You have an opportunity here to bolt the shed down.
 
  #14  
Old 03-25-08, 03:16 PM
T
Member
Thread Starter
Join Date: Mar 2008
Location: Santa Clara County, California
Posts: 7
Upvotes: 0
Received 0 Upvotes on 0 Posts
Originally Posted by Kobuchi
I have used concrete - not bricks - in this situation. Stronger, better seal, cheaper, any dimensions you like... and easier.
How well does concrete adhere to concrete? The pad is old and I will be cleaning it, but it seems like any concrete form(s) I place on top would separate over time. Is there a trick to it?
 
  #15  
Old 03-25-08, 05:27 PM
A
Member
Join Date: Mar 2008
Posts: 2
Upvotes: 0
Received 0 Upvotes on 0 Posts
I was also concerned about water sitting on the slab. And the wood soaking up the water,
If Im not mistaken a house that sits on a slab goes all the way to the edges of the slab. Thus water would go into the ground and not on the slab. My slab is not exactly 10 x 10.

I did think about caulking the treated bottom plate if I used the concrete as a floor. Im to lazy to pour a wall to put the shed on.

Im just so confused.
Tim
 
  #16  
Old 03-25-08, 06:03 PM
K
Member
Join Date: Aug 2004
Location: Vancouver, Canada
Posts: 1,126
Upvotes: 0
Received 0 Upvotes on 0 Posts
Originally Posted by Turbonium
How well does concrete adhere to concrete?
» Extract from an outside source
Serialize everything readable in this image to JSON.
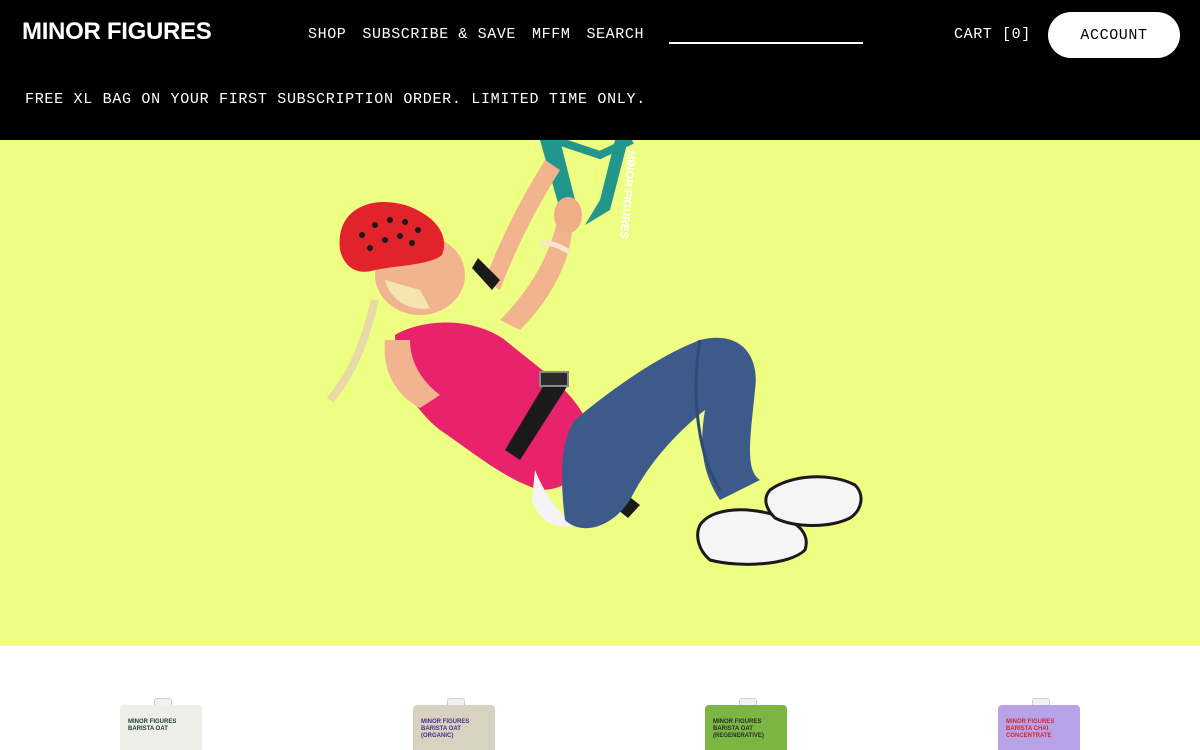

The pad is old and I will be cleaning it, but it seems like any concrete form(s) I place on top would separate over time.
If it gets wet then frozen a seeping crack may develop. But this is true of any material.

Besides nature, you could pop the new concrete off by hitting with a sledgehammer.


Originally Posted by Turbonium
Is there a trick to it?
Yes: tooth. The old concrete should be "toothed" as much as possible. This means giving it a texture the new can bond to mechanically. Gouge it with a masonry bit or cold chisel, grinder, etc. Even chip up the old surface with a masonry nail.

If you want to make this crazy strong then drill and pin with galvanized nails, etc. + anchoring cement.

Anyway, why would it move anywhere? The weight of shed + friction between the old and new concrete will keep it fast until earthquake hits.


BTW a flashing all around that emerges from the bottom siding and overlaps the (foundation) sides will be very effective here.
 
  #17  
Old 03-25-08, 06:16 PM
T
Member
Thread Starter
Join Date: Mar 2008
Location: Santa Clara County, California
Posts: 7
Upvotes: 0
Received 0 Upvotes on 0 Posts
Do you think it would be better to cast my own short walls or concrete 'planks' in sections and adhere them to the pad with some kind of adhesive? I've seen references to very strong concrete adhesives on the net.

In this case, rather than setting wet concrete forms directly on the pad, I might be able to cast 8 or more sections of concrete 2" x 4"s, if you will, and then adhere them to the pad. What do you think?
 
 

Thread Tools
Search this Thread
 
Ask a Question
Question Title:
Description: